A photo from Ken Burns' 'The Dust Bowl' shows the worst… (PBS )
Ken Burns' latest work, "The Dust Bowl," a two-part documentary that wrapped up Monday night on PBS, told a familiar story to any of us who read John Steinbeck's "The Grapes of Wrath" in high school, or whose personal histories are tied up in those calamitous Depression-era years when America's Great Plains states were ravaged by drought and soil erosion that prompted an exodus to California and other coastal states. I might not be here if not for that exodus -- my mother was an Okie. That is to say, she came to California as an infant in the back seat of a jalopy piloted by her father, an alcohol-abusing farmhand who like thousands of others was drawn here by the lure of seasonal work.
That much of the story I knew. What I didn't know until watching Burns' documentary is the extent to which the Dust Bowl was a man-made environmental catastrophe. The almost-biblical scale of the crisis -- complete with hordes of locusts descending on fields, horizon-blotting dust clouds that witnesses described as touched with "evil" intent, and rich croplands turned to deserts -- has contributed to a common narrative that the whole thing was a product of the wrath of God or nature. Actually, it was the result of two decades of irresponsible land use. And that's cause for reflection as humanity continues to fuel a future environmental disaster whose scale will dwarf the Dust Bowl.
The ruin of Oklahoma and neighboring states had its origins in the early years of the 20th century, when railroad companies that owned huge tracts of undeveloped land and real estate syndicates began carving up ranch lands into smaller parcels and marketing them to prospective farmers across the country. Those farmers, mostly poor white immigrants, flocked to the Plains and, using new harvesting methods and machinery, plowed over the grasslands that had formerly sustained massive herds of buffalo, by then wiped out by white settlers. The trouble was, those grasses had evolved after millions of years to become the ideal ground cover for flat, empty plains susceptible to long periods of drought. With deep roots that retained moisture in the soil and allowed the grass to survive even during extremely dry years, the naturally occurring forage was actually critical in maintaining the entire ecosystem.
The giant dust clouds started in 1932, the result of normal heavy winds hitting enormous tracts of plowed-up land with no grasses to hold the soil. A severe, years-long drought worsened the problem.
Today, with global temperatures rising, record-setting heatwaves, droughts and wildfires sweeping the West and powerful storms afflicting the East, it's apparent that we're doing it again. In the 1920s, desire for profits trumped environmental stewardship, and the economic losses that resulted made the short-term gains from over-farming the Plains states look like chickenfeed. The lesson: Ravaging the environment on such a wide scale has hidden costs that nature will inevitably collect. That's worth keeping in mind today as the federal government continues its irresponsible inaction on climate change.
During the Dust Bowl, California was a refuge for those who had literally sown the seeds of their own destruction. Today it's still trying to play that role.
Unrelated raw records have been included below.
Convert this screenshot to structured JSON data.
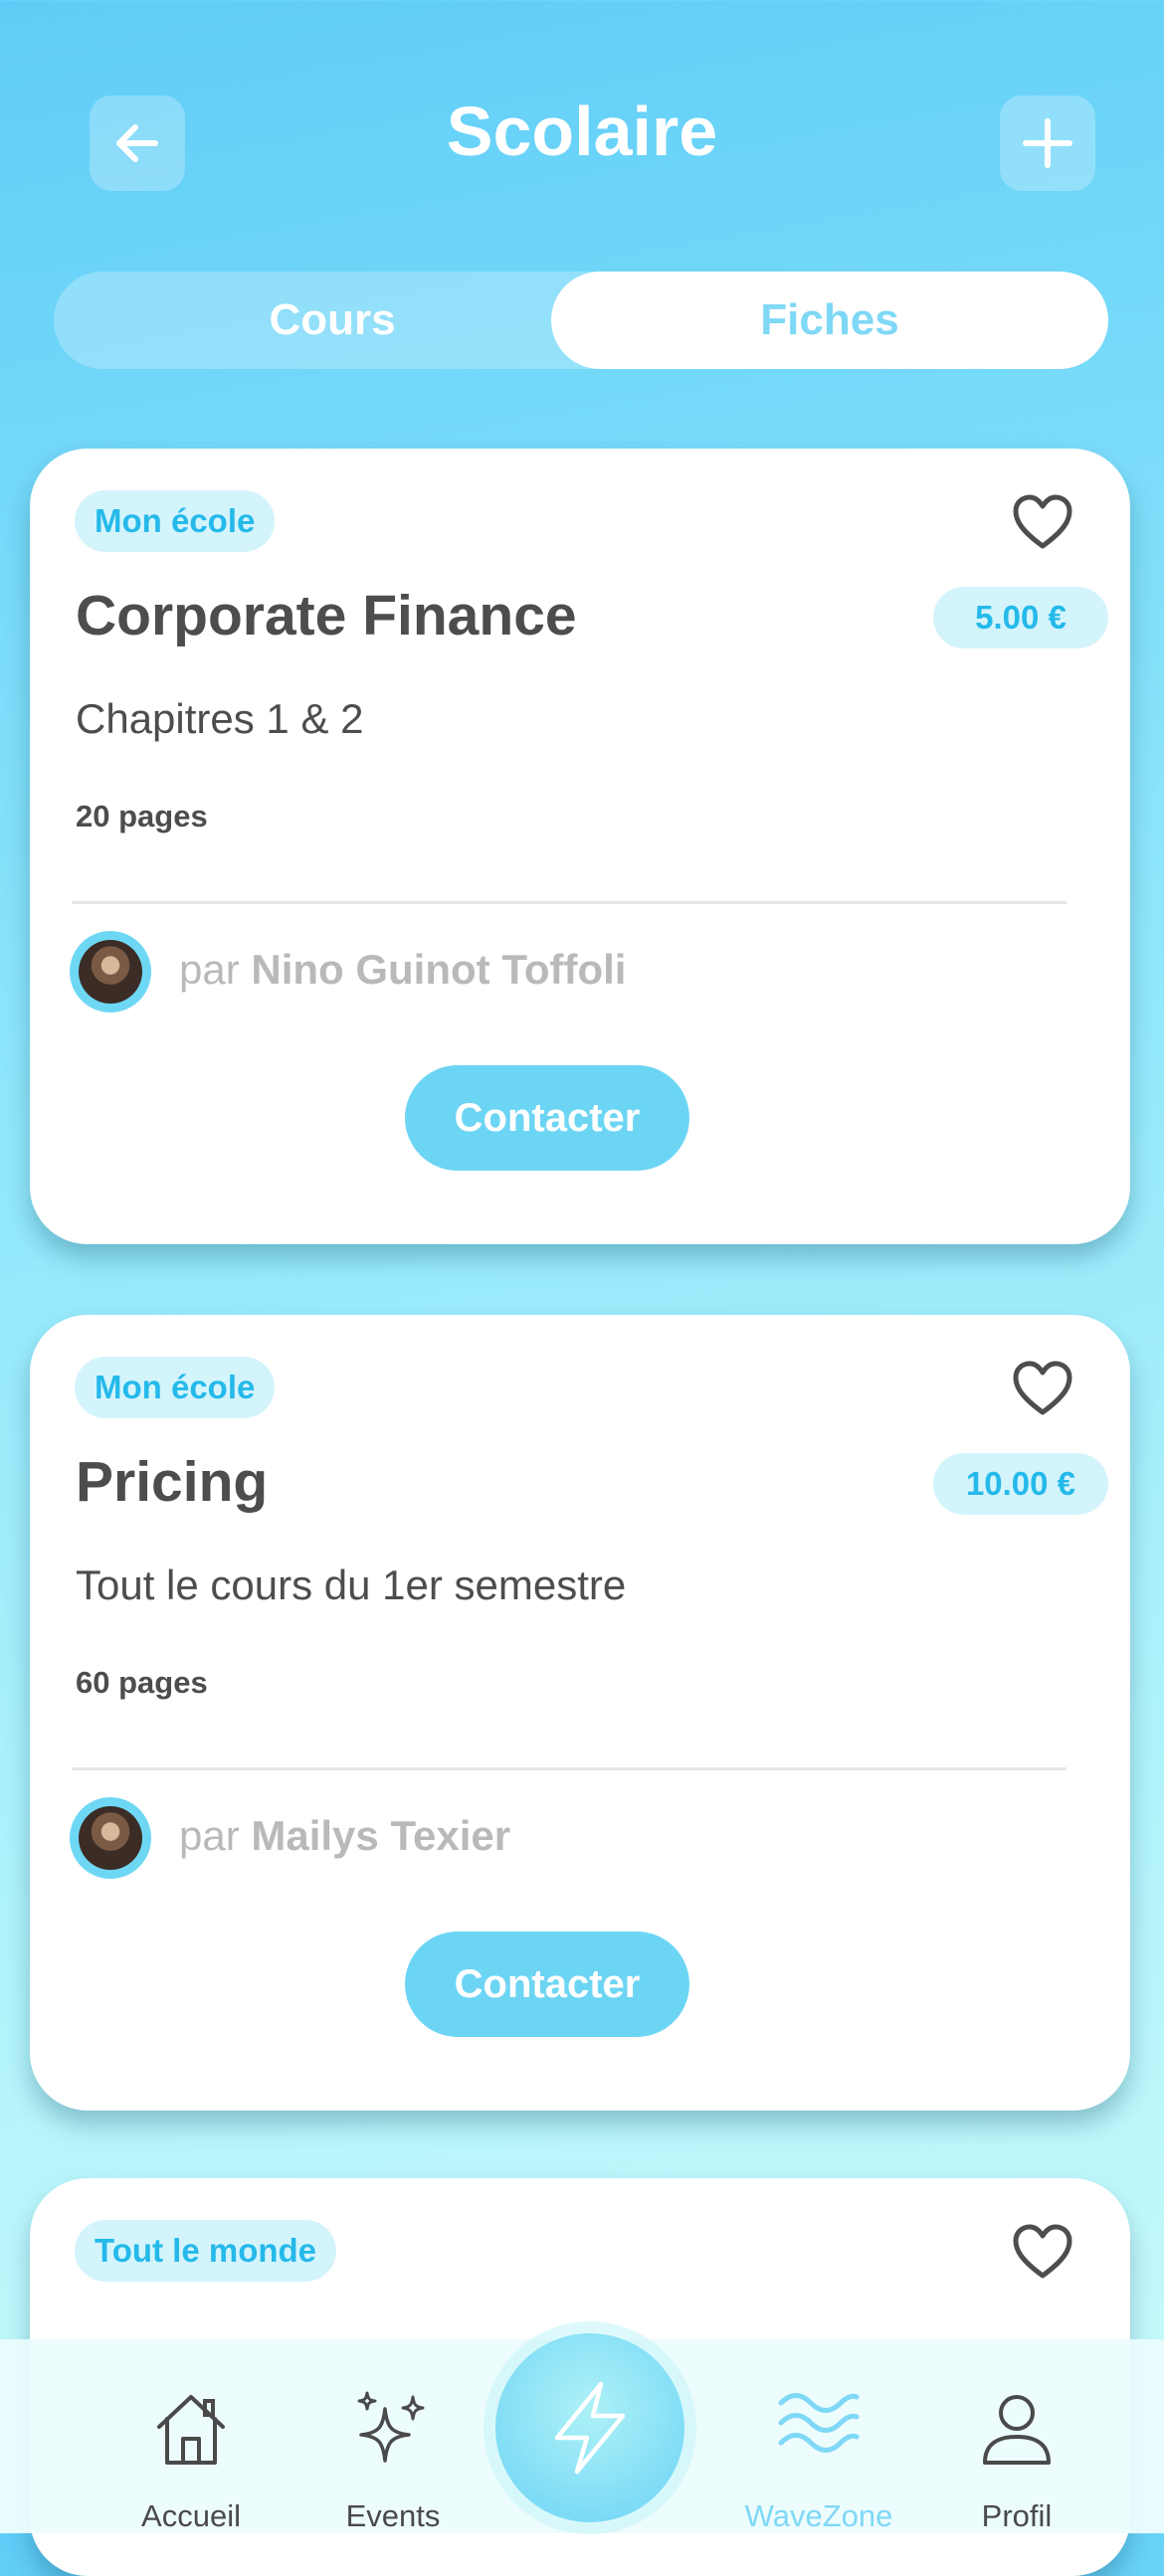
{
  "header": {
    "title": "Scolaire",
    "back_icon": "arrow-left-icon",
    "add_icon": "plus-icon"
  },
  "segment": {
    "left": "Cours",
    "right": "Fiches",
    "selected": "Fiches"
  },
  "cards": [
    {
      "tag": "Mon école",
      "title": "Corporate Finance",
      "price": "5.00 €",
      "subtitle": "Chapitres 1 & 2",
      "pages": "20 pages",
      "by": "par",
      "author": "Nino Guinot Toffoli",
      "button": "Contacter"
    },
    {
      "tag": "Mon école",
      "title": "Pricing",
      "price": "10.00 €",
      "subtitle": "Tout le cours du 1er semestre",
      "pages": "60 pages",
      "by": "par",
      "author": "Mailys Texier",
      "button": "Contacter"
    },
    {
      "tag": "Tout le monde"
    }
  ],
  "tabbar": {
    "items": [
      {
        "label": "Accueil",
        "icon": "home-icon"
      },
      {
        "label": "Events",
        "icon": "sparkles-icon"
      },
      {
        "label": "",
        "icon": "lightning-icon"
      },
      {
        "label": "WaveZone",
        "icon": "waves-icon",
        "active": true
      },
      {
        "label": "Profil",
        "icon": "user-icon"
      }
    ]
  },
  "colors": {
    "accent": "#6dd5f4",
    "tag_text": "#25b9ea",
    "tag_bg": "#d4f4fc",
    "text_dark": "#4d4d4d"
  }
}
Far ahead of most states when it comes to climate legislation, California recently held its first auction of carbon credits. The auction went off smoothly and produced no earth-shattering news, but then that's the point -- the Golden State is proving that you can put a price on carbon and impose a cap-and-trade program without undue trauma to the economy. Unfortunately, California can't be a refuge this time around. Absent much-stronger action from the country and the world, California will be just as ravaged by the climate crisis as everywhere else.
If that makes Californians mad -- well, it should. Blithely ignorant Midwesterners such as Oklahoma's Republican Sen. James Inhofe, who calls global warming a hoax, betray not only their ignorance of science but of their own states' recent history. The same desire for short-term gains regardless of the long-term cost -- exemplified by Inhofe -- is what ravaged Oklahoma and surrounding states during the Depression. If Inhofe is even the tiniest bit curious about the origins of his own state, he should branch past the Rogers and Hammerstein version of Oklahoma and watch the Ken Burns depiction. Being buried under several feet of sand and dust takes the shine off of those surreys with the fringes on the top.